One group Davis likes in particular is health care because of the strength of these firms' balance sheets. "It's pretty rare you would hear Bristol-Myers, Johnson & Johnson or Pfizer asking for bailouts," he says. Granted, it's unclear how pending health-care reform will affect the industry (see the box). But a company like Johnson & Johnson (JNJ, Fortune 500), which has boosted payments every year for at least 25 years, should be fine with its 40% payout ratio, about half that of Pfizer's.
In 2008 the sector with the best ratio of dividend hikes to cuts was industrials - and that was in a recession. If the economy worsens, this group will no doubt be hurt. But slow-and-steady growth companies such as Dover Corp. (DOV, Fortune 500), an industrial conglomerate with a low 30% payout ratio, are likely to continue to make distributions. And Dover has boosted its dividend checks every year for the past half-century.
Don't limit your search to the U.S. Blue-chip foreign stocks in industrialized countries ranging from Australia to the U.K. are yielding two to five percentage points more than the S&P 500. This is especially true in Western Europe, where the yield on the MSCI Europe Index, which tracks stocks in 16 developed markets in the region, stands at a healthy 5.7%.
So far, dividends haven't been cut in Europe as much as in the U.S. While that could certainly change, "the Europeans have more of a dividend orientation than the U.S.," says Reckmeyer. The easiest way to invest in foreign dividend payers is through a diversified mutual or exchange-traded fund. For low-cost options paying generous yields, glance over to the right.

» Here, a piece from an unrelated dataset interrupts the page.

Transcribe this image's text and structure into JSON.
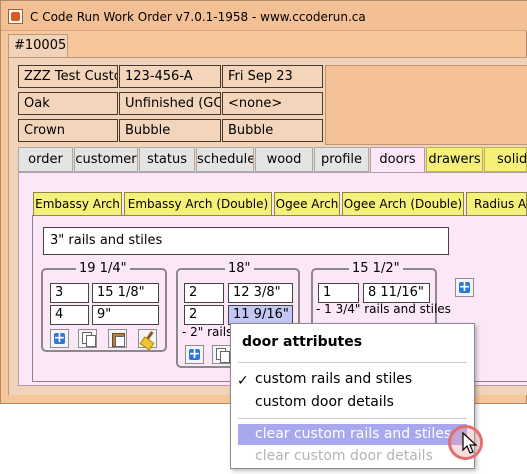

If you don't need the cash payments your stocks are throwing off, reinvest them regularly. We can't stress that enough. You'll find that a surprisingly large chunk of your long-term growth will come from the compounding of these dividends. T. Rowe Price studied how buy-and-hold investors did in the S&P 500 between 1980 and June 2008. Even though stock yields fell during this stretch, the growth of reinvested dividends accounted for more than 50% of the S&P's returns.
True, dividends didn't protect you that much in the past 12 months, says Burns McKinney, co-manager of Allianz NFJ Dividend Value. "But look at equity market returns over the last decade," he says. "Any gains you had came from dividends."
Indeed, over the past decade the S&P 500 lost around 12% in total. But had you invested in the dividend-oriented T. Rowe Price Equity Income (PRFDX), which is in the Money 70, our recommended list of funds and ETFs, you would have been up 21% over the past 10 years.
It's a clear sign that dividends still do pay.